Popular Mechanicsrecently picked apart the "futuristic" society depicted in Pulitzer-winner Adam Johnson's his new sci-fi short story, "Nirvana." Most of Johnson's supposedly sci-fi predictions—driverless cars, spy drones—are already more science than fiction. Except for one, it claimed: "The only piece of tech that actually seems beyond our capabilities is a life-size, interactive talking hologram."
Not so fast. The life-size talking hologram promised in the fantasy films of yore is, too, creeping toward reality. The holographic technology startup Provision 3D Media has successfully produced 3-D floating virtual images up to 52 inches large, and now it's setting out to develop a working life-sized hologram.
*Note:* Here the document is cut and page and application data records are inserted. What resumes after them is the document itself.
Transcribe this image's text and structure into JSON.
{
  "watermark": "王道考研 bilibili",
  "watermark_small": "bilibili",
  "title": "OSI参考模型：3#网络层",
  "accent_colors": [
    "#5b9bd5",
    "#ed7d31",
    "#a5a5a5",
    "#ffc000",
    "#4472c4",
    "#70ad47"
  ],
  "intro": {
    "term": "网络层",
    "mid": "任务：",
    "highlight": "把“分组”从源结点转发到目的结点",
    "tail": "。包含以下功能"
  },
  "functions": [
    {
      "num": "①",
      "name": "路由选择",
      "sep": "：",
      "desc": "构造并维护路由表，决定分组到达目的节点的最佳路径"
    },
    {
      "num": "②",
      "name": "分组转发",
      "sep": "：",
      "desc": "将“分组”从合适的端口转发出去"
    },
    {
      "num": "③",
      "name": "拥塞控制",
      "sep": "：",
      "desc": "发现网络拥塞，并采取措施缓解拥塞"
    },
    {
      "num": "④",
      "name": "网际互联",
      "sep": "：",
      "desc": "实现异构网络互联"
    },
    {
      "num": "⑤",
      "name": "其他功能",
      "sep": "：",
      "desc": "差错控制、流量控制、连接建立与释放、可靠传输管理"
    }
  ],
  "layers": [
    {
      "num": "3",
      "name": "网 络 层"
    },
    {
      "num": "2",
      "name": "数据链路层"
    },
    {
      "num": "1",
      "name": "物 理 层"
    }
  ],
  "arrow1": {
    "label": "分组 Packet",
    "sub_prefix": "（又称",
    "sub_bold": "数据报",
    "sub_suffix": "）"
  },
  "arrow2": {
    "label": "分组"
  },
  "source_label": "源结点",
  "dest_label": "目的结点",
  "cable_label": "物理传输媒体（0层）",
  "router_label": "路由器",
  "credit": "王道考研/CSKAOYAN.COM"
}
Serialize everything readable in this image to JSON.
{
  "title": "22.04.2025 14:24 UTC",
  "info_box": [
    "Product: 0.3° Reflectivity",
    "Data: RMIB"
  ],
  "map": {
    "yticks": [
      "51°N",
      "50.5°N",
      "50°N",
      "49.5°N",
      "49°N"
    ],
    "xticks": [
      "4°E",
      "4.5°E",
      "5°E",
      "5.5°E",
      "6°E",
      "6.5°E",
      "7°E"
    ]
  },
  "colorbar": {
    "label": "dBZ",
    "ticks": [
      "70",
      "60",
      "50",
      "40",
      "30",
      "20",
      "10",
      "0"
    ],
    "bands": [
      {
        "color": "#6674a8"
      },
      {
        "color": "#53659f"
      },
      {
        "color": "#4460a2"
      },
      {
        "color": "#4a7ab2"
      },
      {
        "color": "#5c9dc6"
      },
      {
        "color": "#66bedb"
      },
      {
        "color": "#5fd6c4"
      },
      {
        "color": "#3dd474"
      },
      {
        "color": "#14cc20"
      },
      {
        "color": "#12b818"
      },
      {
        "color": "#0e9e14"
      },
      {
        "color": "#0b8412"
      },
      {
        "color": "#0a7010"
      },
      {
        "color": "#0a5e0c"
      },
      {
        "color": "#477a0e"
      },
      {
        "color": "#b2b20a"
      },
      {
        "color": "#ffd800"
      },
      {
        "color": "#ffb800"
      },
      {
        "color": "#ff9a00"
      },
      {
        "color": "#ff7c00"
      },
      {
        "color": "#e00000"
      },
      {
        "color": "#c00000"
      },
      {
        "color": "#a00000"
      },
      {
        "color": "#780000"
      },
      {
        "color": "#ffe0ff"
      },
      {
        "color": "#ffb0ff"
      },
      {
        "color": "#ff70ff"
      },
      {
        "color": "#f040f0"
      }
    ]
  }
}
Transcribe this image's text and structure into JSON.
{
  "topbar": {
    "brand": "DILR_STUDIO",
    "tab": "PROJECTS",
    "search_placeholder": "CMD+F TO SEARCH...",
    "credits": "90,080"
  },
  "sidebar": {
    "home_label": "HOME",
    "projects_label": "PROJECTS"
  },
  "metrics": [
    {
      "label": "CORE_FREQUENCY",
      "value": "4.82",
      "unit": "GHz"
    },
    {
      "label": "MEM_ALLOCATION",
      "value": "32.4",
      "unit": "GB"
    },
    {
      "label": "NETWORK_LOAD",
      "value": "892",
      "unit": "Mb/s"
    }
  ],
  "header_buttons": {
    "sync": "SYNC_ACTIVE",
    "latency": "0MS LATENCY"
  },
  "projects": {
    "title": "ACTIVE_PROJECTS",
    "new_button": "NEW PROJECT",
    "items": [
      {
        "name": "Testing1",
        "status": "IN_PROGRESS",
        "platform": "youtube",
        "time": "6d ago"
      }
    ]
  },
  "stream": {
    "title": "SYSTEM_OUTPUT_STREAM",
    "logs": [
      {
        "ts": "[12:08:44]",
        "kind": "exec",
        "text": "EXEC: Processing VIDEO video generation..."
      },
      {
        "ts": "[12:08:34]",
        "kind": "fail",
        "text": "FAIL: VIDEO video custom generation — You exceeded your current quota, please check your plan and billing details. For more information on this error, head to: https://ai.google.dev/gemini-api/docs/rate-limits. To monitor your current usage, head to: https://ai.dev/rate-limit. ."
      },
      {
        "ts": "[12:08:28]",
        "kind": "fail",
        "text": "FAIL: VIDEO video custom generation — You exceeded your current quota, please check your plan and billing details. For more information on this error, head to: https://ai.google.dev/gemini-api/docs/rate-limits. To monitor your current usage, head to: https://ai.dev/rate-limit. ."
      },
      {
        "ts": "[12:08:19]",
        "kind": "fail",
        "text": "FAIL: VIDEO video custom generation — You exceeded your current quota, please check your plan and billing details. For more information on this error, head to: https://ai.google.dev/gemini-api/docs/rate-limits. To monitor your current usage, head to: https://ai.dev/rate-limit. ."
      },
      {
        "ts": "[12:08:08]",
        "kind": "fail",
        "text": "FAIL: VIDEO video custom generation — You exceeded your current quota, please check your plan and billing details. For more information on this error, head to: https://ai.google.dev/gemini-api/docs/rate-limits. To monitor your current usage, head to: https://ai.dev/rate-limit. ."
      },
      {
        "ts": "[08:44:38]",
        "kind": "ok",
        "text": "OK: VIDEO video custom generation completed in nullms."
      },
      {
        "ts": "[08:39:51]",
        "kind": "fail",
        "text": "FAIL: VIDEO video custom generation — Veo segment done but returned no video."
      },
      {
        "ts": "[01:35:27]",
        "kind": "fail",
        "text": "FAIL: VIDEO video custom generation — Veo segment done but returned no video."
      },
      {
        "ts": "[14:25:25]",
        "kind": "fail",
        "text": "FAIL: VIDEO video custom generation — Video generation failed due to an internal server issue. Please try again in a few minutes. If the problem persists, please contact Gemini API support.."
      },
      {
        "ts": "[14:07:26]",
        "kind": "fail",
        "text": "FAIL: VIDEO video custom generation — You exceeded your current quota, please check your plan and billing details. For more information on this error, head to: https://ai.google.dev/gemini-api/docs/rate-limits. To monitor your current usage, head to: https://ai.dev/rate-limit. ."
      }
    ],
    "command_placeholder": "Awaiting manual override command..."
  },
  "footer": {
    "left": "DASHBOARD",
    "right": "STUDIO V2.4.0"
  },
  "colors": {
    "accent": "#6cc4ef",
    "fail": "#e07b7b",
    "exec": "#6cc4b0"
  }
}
The startup is trying to raise $950,000 on Kickstarter to develop and test the prototype. "From the moment Princess Leia materialized in 1977, Holograms would forever be tied to the vision of our future," the Kickstarter page says. "Science Fiction has shown us what’s next. Now it’s time to make it happen."
The technology to make it happen already exists. Provision has been making 3-D holographic displays for over 10 years, mostly for retail use. They've also patented a proprietary light source that has more power than a laser technology, which allows them to beam a six-foot-tall image several feet in front of the screen.
Virtual reality and real life have been blending for a while, but the hologram dream only hit the mainstream in the last year or two. You probably remember the hologram-like images of Beyonce at the Super Bowl, Tupac at Coachella, Wolf Blitzer on Election Night. These, however, were part illusion, rather than actual hologram technology—i.e., 3-D, projected, free-floating virtual images you can see with the naked eye.
Forget Skype: Imagine if you could chat with your friend's digital Doppelganger standing in your home. Or talk to hologram sales clerks about a product. Or play a video game where life-size characters fill the living room, not just the screen.
We are one step closer to seeing the world's first printed gun factory.
Defense Distributed, the online group that's sparked heated controversy over plans to create downloadable and printable guns, is now a federally licensed distributor and seller of firearms.